I have watched that opening cutscene so many times I know it off by heart, right down to the insane grimace offered by head vamp, Cheesy McBitington. I then sneak into the warehouse, and through trial and error know to hide in one area as some of the guards suddenly sprint for the entrance for no reason. Then it's to the steps, and the walkways, where you must reach the crane which is in no way possible.
That's as far as I've gotten. I've essentially written you a walkthrough for the areas of the game I can reach. It isn't possible to get across that walkway, because the vampires patrol it in such a way that there's never a clear gap. Oh, and can see you when they're not looking. Which cuts to a little death scene taking place somewhere other than the walkways, where one vampire waggles his leg about a foot behind your head, you fall down, and then watch the unskippable to cutscene of the boat pulling away, sailing off to sea, and the camera slowly drifting down behind some crates, before we're back at the main menu.
It's too much. Far too much. How did it happen? I got in touch with that developer and asked, "Why?"
"We were told to," he replied. Before adding, "Well, ok, slightly more substantial answer: This is somewhat the destiny of being a small independent studio that has to pay wages and for office space that hasn't got the resources behind it to develop their own IPs. It seems like a vicious circle of trying to make money from outsourced projects to pay for staff to make outsourced projects, and if you're not careful it can lead to a dark place."
It seems that Daemon Summoner was made in around three months. Which is... extraordinary. The FPS engine was in place, but they put together an entire game, no matter how dreadful, in just a few weeks.
"Timescales get shorter, budgets get tighter, teams get smaller," my mole tells me, who is in fact Chris Simpson, now of Indie Stone fame. "Until you get to the crazy situation where one sole programmer is responsible for development of an entire game in just a few months."

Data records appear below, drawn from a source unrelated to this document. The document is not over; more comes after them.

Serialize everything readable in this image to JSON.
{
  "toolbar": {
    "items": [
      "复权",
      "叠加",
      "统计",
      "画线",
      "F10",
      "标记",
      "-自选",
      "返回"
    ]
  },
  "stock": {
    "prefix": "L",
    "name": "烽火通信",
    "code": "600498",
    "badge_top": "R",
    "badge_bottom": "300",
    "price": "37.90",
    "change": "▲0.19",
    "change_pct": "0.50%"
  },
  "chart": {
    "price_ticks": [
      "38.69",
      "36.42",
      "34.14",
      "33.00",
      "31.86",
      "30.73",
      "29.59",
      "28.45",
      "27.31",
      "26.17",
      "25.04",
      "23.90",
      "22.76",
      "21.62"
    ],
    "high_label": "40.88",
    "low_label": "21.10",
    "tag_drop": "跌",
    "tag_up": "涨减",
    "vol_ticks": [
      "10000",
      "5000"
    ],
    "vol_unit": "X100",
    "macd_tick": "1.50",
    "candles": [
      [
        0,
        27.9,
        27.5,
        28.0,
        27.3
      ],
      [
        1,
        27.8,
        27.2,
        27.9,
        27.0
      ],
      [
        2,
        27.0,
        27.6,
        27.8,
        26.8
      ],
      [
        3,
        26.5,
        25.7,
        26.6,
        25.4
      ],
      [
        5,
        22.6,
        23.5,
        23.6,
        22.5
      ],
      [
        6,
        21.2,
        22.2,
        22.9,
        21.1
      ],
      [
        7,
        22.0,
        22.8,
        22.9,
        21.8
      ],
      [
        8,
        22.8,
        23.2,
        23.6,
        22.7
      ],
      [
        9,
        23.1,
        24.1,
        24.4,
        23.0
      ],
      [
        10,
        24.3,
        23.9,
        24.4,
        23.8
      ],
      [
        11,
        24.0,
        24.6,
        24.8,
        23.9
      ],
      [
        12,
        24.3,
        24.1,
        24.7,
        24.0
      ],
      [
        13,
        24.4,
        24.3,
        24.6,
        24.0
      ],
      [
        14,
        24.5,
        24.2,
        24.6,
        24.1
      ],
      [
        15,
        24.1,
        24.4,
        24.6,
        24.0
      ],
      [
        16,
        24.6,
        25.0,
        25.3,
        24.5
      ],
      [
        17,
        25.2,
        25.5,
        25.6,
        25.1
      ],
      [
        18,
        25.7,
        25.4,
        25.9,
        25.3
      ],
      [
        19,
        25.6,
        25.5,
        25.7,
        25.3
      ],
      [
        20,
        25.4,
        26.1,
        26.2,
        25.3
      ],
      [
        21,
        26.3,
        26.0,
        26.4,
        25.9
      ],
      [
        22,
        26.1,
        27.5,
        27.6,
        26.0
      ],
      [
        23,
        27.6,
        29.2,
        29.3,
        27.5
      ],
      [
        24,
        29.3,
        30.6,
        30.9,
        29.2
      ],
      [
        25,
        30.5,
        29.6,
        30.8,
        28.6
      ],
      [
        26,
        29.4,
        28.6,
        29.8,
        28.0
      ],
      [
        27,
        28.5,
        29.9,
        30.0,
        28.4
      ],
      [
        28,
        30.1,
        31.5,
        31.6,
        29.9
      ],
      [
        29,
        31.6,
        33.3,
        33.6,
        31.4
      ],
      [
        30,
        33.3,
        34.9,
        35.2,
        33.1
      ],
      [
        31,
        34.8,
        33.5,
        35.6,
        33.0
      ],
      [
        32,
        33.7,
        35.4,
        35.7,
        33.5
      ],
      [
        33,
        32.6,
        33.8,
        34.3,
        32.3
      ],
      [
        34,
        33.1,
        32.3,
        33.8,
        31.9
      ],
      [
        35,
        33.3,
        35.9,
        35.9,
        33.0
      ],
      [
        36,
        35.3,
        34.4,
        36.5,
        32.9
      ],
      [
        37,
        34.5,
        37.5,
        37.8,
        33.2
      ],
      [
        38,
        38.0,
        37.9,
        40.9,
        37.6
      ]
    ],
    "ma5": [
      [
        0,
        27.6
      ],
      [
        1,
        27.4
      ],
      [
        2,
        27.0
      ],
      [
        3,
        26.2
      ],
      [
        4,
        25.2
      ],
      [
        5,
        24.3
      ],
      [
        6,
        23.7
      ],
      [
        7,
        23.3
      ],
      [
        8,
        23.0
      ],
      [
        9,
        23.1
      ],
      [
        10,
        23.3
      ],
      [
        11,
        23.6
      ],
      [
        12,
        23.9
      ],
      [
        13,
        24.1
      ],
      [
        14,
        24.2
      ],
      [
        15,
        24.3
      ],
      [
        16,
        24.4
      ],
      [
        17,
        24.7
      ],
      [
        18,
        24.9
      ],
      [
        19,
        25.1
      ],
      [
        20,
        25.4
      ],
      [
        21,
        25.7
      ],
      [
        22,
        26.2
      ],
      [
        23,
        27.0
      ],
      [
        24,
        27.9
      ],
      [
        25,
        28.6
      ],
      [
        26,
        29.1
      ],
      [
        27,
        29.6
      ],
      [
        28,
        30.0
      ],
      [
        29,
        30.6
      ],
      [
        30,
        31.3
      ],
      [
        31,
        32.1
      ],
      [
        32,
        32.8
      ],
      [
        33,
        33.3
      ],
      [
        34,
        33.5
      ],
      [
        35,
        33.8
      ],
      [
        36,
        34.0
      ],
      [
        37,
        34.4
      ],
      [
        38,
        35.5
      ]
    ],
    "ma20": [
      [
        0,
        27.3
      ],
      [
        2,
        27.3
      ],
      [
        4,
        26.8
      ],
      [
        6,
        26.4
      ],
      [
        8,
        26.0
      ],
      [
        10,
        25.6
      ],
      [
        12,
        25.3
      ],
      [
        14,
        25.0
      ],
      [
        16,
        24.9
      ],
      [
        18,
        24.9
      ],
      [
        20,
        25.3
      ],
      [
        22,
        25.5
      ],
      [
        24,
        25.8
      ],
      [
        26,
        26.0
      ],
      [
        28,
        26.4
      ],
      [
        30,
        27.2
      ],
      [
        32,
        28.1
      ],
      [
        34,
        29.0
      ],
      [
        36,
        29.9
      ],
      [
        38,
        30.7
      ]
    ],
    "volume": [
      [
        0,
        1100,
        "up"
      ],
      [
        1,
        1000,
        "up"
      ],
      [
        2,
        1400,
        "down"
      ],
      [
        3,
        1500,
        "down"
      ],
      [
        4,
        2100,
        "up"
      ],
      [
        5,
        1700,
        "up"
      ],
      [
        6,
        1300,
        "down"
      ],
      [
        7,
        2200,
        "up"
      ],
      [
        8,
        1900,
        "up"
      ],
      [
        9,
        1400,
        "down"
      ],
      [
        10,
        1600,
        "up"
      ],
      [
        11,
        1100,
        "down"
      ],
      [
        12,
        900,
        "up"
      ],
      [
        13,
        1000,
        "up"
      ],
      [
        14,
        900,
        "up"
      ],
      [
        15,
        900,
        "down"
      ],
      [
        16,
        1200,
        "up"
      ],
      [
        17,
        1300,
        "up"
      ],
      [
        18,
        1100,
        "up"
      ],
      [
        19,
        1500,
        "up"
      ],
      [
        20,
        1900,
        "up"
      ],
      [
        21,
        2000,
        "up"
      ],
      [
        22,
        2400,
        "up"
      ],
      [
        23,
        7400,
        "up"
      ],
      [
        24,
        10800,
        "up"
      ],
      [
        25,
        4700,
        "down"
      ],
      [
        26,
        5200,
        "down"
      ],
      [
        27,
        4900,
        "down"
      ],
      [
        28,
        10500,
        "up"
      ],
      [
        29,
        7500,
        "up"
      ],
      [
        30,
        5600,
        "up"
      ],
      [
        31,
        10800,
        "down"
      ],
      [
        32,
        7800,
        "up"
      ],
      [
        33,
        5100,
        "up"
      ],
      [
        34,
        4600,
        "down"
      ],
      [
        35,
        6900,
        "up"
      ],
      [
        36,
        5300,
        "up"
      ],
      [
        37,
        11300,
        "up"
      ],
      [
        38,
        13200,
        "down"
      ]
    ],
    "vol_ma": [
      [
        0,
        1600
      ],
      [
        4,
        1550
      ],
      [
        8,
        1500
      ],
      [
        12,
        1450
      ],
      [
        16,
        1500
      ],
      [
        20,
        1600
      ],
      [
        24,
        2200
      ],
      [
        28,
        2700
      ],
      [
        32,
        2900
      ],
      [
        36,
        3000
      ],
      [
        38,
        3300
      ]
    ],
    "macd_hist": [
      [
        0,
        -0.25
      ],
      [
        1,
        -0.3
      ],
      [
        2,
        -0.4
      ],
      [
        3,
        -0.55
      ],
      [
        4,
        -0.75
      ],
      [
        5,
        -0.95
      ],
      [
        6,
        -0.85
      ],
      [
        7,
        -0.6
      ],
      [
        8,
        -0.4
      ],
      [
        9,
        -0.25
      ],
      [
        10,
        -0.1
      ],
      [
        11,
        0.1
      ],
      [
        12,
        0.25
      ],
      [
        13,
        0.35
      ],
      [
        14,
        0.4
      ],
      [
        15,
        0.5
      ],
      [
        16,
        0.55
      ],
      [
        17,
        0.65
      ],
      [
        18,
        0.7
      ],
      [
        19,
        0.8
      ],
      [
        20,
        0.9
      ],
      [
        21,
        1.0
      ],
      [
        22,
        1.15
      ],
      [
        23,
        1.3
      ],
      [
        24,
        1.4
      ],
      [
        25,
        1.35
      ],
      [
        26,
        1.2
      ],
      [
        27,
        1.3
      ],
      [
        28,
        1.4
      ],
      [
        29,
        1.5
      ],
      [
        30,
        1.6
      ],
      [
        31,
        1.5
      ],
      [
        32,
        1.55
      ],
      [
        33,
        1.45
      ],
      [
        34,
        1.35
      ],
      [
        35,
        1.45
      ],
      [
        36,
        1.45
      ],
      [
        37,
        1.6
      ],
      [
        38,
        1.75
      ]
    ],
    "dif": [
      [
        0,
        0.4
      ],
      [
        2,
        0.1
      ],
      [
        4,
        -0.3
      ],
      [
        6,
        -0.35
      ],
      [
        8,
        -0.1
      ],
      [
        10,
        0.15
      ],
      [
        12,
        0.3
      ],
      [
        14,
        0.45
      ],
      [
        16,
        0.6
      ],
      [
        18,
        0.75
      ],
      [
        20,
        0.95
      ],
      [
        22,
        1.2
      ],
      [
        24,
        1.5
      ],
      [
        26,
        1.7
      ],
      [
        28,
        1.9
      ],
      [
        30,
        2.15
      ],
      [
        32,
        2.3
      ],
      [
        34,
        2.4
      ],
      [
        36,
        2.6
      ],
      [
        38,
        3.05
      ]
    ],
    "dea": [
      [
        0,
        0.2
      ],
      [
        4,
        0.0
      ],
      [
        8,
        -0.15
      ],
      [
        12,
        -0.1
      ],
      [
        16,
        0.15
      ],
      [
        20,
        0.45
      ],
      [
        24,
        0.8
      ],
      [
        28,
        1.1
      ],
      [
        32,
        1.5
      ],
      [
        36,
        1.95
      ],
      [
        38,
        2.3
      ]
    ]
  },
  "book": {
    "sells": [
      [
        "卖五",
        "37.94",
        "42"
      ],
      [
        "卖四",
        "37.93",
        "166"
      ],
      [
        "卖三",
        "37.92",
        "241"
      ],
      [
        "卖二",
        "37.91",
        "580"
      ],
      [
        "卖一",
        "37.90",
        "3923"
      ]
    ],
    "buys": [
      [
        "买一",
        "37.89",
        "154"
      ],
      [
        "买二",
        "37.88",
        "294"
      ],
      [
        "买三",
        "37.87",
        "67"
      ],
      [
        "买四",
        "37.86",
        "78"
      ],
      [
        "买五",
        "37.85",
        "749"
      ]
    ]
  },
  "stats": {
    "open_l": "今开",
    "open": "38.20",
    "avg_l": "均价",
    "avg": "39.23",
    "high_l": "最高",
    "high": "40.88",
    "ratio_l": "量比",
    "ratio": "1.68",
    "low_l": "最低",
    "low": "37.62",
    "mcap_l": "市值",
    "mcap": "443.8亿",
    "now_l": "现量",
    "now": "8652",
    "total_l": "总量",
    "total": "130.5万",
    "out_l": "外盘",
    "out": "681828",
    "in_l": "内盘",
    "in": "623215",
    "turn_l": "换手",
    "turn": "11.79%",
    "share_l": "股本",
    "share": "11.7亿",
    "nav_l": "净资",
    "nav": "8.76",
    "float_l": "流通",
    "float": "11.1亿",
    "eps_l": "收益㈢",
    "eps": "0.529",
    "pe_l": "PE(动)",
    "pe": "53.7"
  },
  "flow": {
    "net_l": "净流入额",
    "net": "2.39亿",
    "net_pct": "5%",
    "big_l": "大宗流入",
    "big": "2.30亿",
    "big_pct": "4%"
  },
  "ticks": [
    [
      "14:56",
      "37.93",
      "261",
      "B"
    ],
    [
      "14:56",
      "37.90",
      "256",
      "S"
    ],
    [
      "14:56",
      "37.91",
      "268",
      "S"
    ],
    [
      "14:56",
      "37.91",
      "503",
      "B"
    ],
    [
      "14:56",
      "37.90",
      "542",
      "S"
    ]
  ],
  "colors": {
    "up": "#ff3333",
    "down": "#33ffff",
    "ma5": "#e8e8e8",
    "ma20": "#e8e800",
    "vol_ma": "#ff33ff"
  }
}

The situation was not fun, and it's defined the philosophy for his current independent team. "Obviously this was the worst case situation and going into our own indie endeavours it's what's prompted us to have the policy we'll never hire staff, never have office space. Because as soon as you have those financial commitments you end up losing ground with each project, and when you have staff to pay and haven't got the money to do it, then you end up getting outsource work to pay the bills, and it just descends from there and is very difficult to recover."
It's interesting to see a bad game in this light. It doesn't make it any less of a bad game, and as soon as money is charged for a product, it's always fair game. And Simpson agrees entirely. But a few years later, it's interesting to allow a more human angle on it all. Simpson explains that blame for such things is easy to throw around. "While working on it it's easy to feel like its your bosses fault, or the designers fault, or your own fault, but really it's just about a company trying to make its way with limited resources."
Does that make mocking a shitty game unfair? I certainly don't think so. Simpson is perhaps more balanced. "It's easy to judge a game on how it turns out, but it's never the full story." I'd argue it is for the player, of course. "Everybody enjoys reading bad reviews. I've enjoyed bad reviews of games I've worked on, mostly when I knew from day one what I was working on was shit and never had a chance of being anything, but you stop feeling shame after a while, because you're sure it's not you that's personally responsible."
Which seems to be a dangerous path to head down. But Simpson suggests it can eventually be the inspiration you need. "It is that that drives you to eventually set off doing your own thing, not only to try and finally make a success of yourself, but to prove that all that time you were right, and it wasn't you, it was the situation, or everyone else on the project, or your bosses, or whatever else."
If it took Daemon Summoner to get us the potential of Project Zomboid, was it worth it? Certainly not if you bought the thing, I'd ponder.